  • it would be difficult for any political party to implement a sustainability regime if there was anything unpopular about it – with either grouping above
  • a buoyant economy helps us all
  • even a steady economy is considered stagnant and therefore undesirable
  • economic incentives (the pursuit of efficiency), by its very definition, is geared towards taking people out of the production flow (therefore, out of the economy).

Invisibility is masking urgency
Over the last 100 years, extracting fossil fuels from the earth and burning them has resulted in a massive transition of carbon out of the earth’s crust into the atmosphere. It’s real, it’s seriously going to threaten our existence, but it’s invisible and the effects are not immediate. And out of sight has a tendency to be out of mind.

Several years ago I was reading a “State of the Planet” report published by the World Wildlife Fund. It said that if everyone on earth led an average British lifestyle, we would need three planets to sustain everyone. This was a *jolt* moment for me. Here I was, leading what I thought was a modest lifestyle, and discovering it required three planets (if I believe everyone on earth should have access to resources on an equitable basis)! My lifestyle is destroying the planet! Since then I have implemented a number of eco enhancements to our house.

Who do I turn to?
I need the government to tell me what to do, and I’ll do it. If I am a good citizen, I will comply and everything will be OK. Right? Tell me this then:

  • Which government will introduce laws that will curb my lifestyle by a factor of 3? That is 2/3 less travel to work, 2/3 less heating of the home in winter, 2/3 less food.
  • Which business owners will support a political party that reduces their business flows by 2/3?

For these reasons alone, I believe solving the sustainability problem will not be implemented by a government. And there isn’t much incentive for business to solve the problem either.
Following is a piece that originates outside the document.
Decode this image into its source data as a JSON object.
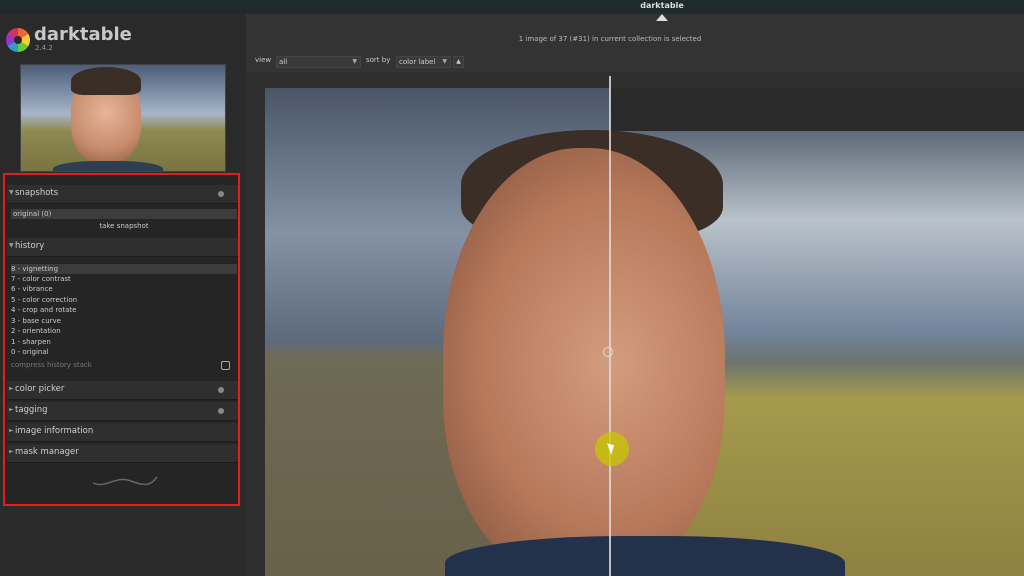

I am the key
The implementation of sustainability practice is not going to be implemented by government – it is too risky for politicians. And it’s not going to be implemented directly by industry.

If industry is simply a reflection of what the market wants, and I am part of that market, then my purchases (my consumption choices) are what shapes industry. This is the elegance of supply versus demand theory. I could criticise a battery manufacturer for using nasty chemicals in their manufacture, or producing a product that does not recycle easily, but if I am the one buying their product (and I do), I cannot blame the company. The company is simply an expression of me!

The shape of our sustainable future cannot be determined by government or industry. It is being shaped now. I can start determining sustainability implementation with my next purchase. And the next one. And the one after that…